Indian Philosophy and the Consequences of Knowledge

transcendence/transcendental 36, 83, 88, 129–30, 150, 159 of action and knowledge in Advaita 124–30 non-transcendentality 36 reality 48 sense of self 96, 103 truth (satya)/truthfulness 7, 11n34, 12, 24, 26, 30, 39, 40, 42, 46 co-existence of incompatible 1, 35 commitment and conditionality, incompatibility 27 and falsehood, conflict 38–9 metaphysical notion 8 of Others 29, 32 plurality of 33 Udayana 60 understanding 27 universalism/universality 8, 11, 44, 125 Upaniṣads 51, 125, 140, 141 on consciousness 99 on self 103 Vācaspati 127n47, 128–30 Veda(s)/Vedic 118, 135, 136 on action 109n13 orthopraxy 126 Vedānta/Vedāntins 102, 105 commensurability 26

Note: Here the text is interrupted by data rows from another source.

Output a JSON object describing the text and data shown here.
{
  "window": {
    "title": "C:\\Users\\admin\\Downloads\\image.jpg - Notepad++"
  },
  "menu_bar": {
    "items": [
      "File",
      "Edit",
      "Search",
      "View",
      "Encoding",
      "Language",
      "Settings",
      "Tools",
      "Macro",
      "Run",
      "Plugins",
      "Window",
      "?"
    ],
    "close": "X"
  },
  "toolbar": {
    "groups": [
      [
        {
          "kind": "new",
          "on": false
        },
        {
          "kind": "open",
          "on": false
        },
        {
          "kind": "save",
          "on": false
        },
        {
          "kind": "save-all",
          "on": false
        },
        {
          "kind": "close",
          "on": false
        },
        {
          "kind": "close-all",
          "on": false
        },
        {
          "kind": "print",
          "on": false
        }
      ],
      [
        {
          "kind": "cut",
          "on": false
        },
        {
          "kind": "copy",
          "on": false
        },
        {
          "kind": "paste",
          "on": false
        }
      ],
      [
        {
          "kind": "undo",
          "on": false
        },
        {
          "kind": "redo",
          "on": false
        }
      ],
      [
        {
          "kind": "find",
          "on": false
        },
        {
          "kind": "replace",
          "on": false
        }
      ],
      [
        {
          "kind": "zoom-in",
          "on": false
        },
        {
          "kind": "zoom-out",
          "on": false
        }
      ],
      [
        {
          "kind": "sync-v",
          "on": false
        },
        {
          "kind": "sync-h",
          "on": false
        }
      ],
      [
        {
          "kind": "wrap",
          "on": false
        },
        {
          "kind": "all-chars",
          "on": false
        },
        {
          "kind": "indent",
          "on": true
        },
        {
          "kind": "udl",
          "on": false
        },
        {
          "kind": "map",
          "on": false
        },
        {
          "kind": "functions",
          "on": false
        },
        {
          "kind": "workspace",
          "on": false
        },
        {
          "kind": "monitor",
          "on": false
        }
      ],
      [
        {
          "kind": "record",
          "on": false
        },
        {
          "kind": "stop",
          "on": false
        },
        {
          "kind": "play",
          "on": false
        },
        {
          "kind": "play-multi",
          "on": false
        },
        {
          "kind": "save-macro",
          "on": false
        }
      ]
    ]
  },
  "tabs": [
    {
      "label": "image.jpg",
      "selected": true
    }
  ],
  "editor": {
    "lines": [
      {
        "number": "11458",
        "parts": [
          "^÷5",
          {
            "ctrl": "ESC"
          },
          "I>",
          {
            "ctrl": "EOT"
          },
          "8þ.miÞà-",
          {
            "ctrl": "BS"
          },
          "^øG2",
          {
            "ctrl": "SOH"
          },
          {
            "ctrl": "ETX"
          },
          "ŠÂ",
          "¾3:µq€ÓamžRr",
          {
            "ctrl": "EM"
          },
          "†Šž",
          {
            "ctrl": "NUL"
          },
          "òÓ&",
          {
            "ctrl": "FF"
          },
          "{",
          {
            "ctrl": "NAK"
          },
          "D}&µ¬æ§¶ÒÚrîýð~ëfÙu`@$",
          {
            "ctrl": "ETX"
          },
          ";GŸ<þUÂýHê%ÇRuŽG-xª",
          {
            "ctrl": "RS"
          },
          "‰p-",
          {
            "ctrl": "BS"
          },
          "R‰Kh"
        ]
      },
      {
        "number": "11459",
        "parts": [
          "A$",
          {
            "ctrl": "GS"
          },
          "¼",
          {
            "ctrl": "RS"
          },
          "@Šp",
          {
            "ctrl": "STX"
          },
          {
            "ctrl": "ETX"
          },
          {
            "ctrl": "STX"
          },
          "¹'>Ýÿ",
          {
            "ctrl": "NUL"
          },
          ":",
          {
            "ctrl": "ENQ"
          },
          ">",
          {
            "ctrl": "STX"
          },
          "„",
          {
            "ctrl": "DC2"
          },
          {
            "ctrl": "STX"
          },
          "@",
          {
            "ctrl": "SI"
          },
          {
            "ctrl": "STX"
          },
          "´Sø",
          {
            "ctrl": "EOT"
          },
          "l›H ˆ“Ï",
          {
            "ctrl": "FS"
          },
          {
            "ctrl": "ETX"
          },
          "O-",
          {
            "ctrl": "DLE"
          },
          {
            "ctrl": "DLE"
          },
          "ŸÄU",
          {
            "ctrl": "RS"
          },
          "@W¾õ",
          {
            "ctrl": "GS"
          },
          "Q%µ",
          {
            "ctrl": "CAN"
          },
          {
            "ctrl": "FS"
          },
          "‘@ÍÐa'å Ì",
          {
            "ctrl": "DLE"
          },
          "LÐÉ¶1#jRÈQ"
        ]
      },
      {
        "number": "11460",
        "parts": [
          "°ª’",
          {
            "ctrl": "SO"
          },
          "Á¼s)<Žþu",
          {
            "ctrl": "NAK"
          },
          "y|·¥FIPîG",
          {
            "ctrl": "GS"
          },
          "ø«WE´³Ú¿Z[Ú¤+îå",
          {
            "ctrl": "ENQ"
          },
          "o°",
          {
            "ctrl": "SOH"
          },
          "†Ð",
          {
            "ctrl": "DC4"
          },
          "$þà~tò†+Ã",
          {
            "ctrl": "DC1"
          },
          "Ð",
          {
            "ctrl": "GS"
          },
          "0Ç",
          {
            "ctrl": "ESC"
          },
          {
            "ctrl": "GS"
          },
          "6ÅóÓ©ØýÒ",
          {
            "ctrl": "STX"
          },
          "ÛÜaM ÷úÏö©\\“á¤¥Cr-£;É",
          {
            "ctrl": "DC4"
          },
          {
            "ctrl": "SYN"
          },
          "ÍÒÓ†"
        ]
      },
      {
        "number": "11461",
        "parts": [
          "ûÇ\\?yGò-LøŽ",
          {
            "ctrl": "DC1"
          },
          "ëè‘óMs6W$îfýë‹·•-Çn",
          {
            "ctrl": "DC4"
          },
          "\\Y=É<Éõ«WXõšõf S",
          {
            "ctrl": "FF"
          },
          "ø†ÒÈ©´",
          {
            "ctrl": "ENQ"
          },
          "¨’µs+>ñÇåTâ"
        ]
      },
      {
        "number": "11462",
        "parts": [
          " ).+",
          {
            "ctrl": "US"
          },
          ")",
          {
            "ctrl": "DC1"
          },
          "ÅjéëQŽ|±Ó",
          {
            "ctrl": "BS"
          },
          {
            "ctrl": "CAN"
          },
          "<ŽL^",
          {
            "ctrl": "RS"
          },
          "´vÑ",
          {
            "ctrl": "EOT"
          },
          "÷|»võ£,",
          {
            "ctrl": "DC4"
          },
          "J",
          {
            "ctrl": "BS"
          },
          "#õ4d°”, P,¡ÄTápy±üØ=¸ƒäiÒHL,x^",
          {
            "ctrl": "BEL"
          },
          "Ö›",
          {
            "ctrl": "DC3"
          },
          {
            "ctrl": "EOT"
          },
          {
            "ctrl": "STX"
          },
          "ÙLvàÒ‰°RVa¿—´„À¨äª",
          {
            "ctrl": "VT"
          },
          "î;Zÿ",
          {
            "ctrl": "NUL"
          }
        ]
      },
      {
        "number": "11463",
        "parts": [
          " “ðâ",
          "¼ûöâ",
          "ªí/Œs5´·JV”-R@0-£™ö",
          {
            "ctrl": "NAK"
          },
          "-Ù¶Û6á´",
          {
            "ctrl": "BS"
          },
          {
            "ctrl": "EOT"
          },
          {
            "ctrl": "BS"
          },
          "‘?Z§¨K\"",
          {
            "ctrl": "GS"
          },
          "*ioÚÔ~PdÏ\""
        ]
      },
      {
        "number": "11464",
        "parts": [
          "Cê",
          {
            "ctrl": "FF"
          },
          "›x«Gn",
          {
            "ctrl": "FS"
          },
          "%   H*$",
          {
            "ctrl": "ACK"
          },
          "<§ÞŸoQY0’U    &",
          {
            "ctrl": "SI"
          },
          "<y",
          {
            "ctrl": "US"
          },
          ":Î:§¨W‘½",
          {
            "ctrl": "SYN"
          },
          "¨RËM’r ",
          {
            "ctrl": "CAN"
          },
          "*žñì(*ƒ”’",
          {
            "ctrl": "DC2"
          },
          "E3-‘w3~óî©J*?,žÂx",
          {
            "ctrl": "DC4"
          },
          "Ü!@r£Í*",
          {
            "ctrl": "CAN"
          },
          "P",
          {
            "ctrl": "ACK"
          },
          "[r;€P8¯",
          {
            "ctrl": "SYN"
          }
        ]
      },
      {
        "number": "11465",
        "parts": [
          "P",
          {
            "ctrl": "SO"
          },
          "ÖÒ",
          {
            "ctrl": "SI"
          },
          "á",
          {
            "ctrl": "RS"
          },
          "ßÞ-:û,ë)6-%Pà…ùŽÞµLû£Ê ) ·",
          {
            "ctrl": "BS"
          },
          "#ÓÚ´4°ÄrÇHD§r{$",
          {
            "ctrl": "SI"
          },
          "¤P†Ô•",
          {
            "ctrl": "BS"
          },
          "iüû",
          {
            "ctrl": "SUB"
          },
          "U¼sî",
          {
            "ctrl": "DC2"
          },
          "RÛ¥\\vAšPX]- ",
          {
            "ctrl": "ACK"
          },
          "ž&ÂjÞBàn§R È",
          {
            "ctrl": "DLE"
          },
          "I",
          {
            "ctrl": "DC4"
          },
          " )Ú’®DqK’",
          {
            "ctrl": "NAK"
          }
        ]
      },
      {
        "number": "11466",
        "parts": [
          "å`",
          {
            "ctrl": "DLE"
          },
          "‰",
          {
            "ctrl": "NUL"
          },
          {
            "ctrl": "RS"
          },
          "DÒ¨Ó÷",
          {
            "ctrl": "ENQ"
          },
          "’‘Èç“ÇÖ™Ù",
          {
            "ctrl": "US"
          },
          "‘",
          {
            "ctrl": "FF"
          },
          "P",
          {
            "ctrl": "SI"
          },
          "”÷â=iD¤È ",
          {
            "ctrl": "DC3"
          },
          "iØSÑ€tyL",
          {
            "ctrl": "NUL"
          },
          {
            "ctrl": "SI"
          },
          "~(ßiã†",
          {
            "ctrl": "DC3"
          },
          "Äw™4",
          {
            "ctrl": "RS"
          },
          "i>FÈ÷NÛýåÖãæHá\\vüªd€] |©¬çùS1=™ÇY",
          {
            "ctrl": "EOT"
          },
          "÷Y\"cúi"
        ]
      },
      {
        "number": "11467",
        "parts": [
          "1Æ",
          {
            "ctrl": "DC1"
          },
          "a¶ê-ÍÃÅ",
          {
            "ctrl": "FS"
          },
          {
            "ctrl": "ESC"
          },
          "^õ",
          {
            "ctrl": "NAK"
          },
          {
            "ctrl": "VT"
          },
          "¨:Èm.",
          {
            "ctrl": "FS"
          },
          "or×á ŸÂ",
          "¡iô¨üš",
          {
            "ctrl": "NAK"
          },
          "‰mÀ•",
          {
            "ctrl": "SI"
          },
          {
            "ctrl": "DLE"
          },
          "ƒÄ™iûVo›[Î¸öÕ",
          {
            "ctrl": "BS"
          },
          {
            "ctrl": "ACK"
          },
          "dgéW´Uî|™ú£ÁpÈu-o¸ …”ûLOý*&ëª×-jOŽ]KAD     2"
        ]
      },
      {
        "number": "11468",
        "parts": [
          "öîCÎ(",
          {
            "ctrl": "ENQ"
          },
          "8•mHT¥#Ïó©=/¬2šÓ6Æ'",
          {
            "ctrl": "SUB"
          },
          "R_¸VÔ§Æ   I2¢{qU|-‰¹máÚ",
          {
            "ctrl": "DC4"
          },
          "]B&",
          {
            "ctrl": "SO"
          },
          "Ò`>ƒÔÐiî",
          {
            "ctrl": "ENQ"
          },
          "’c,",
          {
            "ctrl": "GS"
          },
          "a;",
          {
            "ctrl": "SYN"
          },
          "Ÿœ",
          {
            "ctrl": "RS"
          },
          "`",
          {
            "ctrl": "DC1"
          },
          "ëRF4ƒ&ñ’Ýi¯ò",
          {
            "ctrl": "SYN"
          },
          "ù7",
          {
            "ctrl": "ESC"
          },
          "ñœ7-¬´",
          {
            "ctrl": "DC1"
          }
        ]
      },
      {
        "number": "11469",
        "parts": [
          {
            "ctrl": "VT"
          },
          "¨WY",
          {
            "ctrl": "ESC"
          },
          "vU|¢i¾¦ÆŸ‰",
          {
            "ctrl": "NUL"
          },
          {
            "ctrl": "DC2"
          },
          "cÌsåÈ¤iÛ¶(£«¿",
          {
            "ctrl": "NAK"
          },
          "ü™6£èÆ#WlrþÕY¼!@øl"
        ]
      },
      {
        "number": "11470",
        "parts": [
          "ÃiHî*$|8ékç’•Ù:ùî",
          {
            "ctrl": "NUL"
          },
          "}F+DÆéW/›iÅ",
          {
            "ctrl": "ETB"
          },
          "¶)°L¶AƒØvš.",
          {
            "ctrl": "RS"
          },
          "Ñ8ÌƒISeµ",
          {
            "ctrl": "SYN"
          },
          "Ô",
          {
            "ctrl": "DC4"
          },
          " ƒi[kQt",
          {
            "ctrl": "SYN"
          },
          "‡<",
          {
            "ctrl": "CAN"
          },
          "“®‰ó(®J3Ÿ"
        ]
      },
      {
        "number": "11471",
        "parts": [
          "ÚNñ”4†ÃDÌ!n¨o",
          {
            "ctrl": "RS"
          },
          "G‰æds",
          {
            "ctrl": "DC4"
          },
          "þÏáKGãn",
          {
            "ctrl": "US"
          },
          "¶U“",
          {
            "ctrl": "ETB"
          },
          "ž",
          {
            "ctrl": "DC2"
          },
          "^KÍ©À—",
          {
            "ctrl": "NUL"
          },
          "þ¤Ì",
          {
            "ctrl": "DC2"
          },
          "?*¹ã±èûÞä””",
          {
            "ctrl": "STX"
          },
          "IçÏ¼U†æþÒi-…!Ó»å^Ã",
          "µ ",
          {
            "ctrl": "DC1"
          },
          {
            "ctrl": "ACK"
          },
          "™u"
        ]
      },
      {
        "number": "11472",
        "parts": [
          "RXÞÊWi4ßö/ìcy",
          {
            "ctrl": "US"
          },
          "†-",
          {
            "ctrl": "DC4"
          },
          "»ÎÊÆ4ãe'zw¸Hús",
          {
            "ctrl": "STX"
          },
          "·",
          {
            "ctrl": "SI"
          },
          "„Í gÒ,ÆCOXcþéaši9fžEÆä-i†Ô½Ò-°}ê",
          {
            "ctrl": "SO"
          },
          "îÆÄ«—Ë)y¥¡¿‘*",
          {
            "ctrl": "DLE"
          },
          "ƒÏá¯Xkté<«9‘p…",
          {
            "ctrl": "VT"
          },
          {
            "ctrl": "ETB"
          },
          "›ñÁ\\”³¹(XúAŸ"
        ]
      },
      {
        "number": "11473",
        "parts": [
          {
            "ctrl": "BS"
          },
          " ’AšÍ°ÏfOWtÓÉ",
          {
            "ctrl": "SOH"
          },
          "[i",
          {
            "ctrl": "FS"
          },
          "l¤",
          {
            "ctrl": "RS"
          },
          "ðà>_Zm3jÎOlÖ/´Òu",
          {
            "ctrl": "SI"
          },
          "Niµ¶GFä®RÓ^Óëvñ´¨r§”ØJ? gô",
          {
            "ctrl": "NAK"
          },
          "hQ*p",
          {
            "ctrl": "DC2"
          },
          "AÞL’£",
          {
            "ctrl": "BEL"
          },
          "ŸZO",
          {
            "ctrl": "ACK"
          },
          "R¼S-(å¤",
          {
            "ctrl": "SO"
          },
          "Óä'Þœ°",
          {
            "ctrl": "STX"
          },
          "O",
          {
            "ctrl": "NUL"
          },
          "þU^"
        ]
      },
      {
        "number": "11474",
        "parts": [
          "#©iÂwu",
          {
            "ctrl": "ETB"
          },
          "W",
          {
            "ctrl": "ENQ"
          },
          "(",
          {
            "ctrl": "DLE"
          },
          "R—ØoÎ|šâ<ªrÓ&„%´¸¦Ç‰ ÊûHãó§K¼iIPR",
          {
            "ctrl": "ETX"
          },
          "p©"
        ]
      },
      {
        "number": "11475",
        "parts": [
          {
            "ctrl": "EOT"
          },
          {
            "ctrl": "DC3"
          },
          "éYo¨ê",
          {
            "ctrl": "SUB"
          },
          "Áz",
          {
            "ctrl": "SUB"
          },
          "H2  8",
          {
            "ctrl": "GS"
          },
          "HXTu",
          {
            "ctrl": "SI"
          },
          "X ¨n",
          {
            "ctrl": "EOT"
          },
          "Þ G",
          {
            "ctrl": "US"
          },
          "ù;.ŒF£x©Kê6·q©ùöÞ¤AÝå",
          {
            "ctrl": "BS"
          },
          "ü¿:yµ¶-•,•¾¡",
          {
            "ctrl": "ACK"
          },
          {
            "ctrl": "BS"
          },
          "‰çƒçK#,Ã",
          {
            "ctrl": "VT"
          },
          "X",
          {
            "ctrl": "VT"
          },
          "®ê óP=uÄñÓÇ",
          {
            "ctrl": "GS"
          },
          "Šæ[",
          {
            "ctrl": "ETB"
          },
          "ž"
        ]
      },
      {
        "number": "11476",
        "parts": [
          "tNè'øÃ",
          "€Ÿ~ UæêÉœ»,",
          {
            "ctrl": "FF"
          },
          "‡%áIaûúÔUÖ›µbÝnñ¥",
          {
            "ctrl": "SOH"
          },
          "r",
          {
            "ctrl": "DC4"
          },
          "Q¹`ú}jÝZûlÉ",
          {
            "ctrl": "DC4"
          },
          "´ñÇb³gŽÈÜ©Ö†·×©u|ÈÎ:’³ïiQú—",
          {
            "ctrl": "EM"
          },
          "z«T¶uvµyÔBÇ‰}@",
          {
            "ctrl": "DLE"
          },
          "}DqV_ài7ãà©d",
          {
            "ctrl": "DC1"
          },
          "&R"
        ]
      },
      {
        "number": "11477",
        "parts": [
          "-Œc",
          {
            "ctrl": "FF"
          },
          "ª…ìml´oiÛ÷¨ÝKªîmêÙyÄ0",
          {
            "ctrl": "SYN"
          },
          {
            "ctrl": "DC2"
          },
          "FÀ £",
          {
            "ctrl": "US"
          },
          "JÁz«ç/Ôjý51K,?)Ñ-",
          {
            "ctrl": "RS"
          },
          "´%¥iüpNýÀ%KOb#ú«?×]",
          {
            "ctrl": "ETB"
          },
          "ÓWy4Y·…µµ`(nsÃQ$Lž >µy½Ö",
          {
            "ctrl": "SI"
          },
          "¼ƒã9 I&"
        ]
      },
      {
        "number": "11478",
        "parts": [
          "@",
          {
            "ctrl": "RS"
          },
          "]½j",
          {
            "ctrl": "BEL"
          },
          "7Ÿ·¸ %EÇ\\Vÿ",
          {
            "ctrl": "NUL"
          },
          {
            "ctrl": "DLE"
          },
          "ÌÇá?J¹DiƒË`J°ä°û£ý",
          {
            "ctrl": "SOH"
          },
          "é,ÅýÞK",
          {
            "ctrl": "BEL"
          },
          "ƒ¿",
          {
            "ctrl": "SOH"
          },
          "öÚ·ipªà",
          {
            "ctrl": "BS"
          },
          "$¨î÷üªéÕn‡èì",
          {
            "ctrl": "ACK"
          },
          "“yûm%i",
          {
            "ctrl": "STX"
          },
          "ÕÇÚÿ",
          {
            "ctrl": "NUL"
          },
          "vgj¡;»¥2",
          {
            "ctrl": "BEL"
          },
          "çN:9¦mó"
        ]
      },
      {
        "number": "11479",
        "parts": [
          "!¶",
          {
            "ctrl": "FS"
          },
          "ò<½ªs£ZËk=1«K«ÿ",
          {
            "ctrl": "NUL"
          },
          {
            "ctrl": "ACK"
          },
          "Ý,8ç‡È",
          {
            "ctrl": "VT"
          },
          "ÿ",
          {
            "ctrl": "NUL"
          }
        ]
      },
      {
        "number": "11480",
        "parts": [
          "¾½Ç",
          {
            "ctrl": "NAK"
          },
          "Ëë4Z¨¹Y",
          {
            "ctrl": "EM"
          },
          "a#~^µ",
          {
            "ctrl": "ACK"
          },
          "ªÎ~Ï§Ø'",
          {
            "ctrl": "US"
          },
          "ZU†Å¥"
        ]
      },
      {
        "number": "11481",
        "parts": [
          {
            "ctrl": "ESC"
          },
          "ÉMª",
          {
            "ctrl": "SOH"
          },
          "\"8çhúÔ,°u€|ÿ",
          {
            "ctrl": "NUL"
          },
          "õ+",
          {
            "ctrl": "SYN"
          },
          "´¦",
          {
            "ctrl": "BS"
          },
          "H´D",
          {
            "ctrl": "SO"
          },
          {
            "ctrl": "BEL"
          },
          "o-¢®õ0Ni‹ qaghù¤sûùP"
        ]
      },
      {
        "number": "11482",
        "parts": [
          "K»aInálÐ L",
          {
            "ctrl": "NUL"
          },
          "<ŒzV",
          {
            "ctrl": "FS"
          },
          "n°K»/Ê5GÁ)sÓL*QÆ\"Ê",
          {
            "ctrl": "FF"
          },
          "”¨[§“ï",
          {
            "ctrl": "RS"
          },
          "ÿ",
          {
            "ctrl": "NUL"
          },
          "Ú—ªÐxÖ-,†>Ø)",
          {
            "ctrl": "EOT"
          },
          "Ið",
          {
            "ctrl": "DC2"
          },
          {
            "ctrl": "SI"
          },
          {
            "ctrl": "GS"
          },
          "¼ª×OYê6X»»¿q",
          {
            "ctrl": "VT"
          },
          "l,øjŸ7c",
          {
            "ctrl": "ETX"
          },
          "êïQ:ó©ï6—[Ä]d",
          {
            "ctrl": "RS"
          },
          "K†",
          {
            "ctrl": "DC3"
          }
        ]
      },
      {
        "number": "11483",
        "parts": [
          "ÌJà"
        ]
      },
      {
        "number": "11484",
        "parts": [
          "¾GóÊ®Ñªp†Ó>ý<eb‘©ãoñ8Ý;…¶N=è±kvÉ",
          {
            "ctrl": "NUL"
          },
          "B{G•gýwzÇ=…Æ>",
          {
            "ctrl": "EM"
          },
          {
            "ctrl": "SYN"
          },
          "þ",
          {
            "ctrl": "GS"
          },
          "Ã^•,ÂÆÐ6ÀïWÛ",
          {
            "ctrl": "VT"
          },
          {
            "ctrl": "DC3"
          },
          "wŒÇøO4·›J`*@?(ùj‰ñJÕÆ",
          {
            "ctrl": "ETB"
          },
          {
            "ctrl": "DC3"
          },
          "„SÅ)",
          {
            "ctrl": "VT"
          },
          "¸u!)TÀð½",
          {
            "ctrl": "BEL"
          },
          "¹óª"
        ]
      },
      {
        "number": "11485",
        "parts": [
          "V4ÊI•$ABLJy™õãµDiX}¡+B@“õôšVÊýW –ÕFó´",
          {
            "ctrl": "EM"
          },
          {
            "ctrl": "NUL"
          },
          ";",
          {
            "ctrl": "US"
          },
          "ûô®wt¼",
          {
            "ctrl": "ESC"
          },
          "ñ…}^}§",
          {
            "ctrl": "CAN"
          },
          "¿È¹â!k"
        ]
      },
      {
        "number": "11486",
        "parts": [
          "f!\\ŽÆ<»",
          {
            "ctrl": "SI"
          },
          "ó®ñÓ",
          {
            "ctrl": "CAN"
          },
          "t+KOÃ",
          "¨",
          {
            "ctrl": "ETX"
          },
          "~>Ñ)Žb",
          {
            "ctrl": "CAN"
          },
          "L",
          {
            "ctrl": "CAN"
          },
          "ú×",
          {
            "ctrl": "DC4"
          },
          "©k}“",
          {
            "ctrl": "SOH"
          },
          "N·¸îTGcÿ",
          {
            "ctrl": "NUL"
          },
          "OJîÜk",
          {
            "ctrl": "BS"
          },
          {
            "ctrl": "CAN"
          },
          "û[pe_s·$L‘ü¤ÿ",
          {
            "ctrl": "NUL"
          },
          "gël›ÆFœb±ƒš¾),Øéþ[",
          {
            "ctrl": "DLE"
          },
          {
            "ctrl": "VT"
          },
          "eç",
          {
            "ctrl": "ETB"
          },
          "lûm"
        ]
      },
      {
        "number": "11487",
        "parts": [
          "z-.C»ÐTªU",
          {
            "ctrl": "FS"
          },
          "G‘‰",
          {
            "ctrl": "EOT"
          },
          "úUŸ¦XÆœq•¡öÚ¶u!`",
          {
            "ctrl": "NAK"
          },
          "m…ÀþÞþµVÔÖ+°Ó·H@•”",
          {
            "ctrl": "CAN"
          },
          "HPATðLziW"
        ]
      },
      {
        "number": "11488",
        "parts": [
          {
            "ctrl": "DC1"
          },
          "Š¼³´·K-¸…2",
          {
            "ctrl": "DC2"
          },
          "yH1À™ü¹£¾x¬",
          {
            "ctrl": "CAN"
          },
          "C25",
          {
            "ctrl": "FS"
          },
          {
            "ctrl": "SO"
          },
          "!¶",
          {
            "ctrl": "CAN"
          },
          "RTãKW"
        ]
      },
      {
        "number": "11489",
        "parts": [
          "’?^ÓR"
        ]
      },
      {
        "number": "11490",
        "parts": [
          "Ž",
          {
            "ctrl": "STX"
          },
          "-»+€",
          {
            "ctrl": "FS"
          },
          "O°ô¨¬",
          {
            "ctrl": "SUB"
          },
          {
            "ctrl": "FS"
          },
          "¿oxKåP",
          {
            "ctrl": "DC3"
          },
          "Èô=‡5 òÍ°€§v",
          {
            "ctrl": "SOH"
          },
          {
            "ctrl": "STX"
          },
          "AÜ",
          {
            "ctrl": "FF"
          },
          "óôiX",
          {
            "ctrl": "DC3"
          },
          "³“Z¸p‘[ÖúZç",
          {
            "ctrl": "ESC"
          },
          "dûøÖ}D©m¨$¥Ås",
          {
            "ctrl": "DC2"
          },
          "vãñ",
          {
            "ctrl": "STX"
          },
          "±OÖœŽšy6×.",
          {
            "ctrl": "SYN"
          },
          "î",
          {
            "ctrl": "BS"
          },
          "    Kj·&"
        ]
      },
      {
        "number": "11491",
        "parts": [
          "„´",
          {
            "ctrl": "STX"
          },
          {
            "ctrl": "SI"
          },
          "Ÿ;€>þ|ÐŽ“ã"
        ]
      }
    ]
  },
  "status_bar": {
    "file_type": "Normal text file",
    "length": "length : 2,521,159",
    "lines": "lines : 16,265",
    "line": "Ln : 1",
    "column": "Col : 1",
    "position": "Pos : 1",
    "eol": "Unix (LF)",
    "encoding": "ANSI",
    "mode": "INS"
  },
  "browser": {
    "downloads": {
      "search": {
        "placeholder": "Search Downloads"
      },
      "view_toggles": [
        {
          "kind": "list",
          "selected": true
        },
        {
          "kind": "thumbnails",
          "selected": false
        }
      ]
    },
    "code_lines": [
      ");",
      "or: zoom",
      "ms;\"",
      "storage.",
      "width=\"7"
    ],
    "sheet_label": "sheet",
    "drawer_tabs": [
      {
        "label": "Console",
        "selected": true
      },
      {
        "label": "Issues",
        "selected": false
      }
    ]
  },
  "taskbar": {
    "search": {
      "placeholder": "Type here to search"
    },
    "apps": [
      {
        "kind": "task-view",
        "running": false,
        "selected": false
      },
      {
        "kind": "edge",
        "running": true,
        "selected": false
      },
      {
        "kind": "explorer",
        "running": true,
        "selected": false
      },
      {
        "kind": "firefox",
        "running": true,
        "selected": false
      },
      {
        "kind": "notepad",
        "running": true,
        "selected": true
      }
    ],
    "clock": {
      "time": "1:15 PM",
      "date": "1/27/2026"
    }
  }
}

Vedāntaparibhāṣā, by Dharmarāja 103 verbalization of cognition 71 verdical (pramā) cognitions 51–2, 60, 78 vikalpa 92, 148, 156–7, 158 violence (himsa) 3–5, 44–6, 49 intellectual 8 Jaina distinction between intentional and accidental 3 physical 3, 6, 8 and the modes of approaching the Other 5–12 virakta 122 Viśiṣṭādvaita 57 Williams, Paul 58, 145n24 witness (sākṣin) 124–5 Wood, Thomas 155 world and self, relation 141, 148, 149–50 Yogācāra/Yogācāra (-Madhyamaka) xiii, 29, 58, 74, 75, 85, 87, 109n13, 125, 145n24 on cognition 147ff on consciousness 57, 87 on knowledge and action 118 svataḥ prakāśata (YSP) theory 55, 56, 66–71, 75–6, 83, 84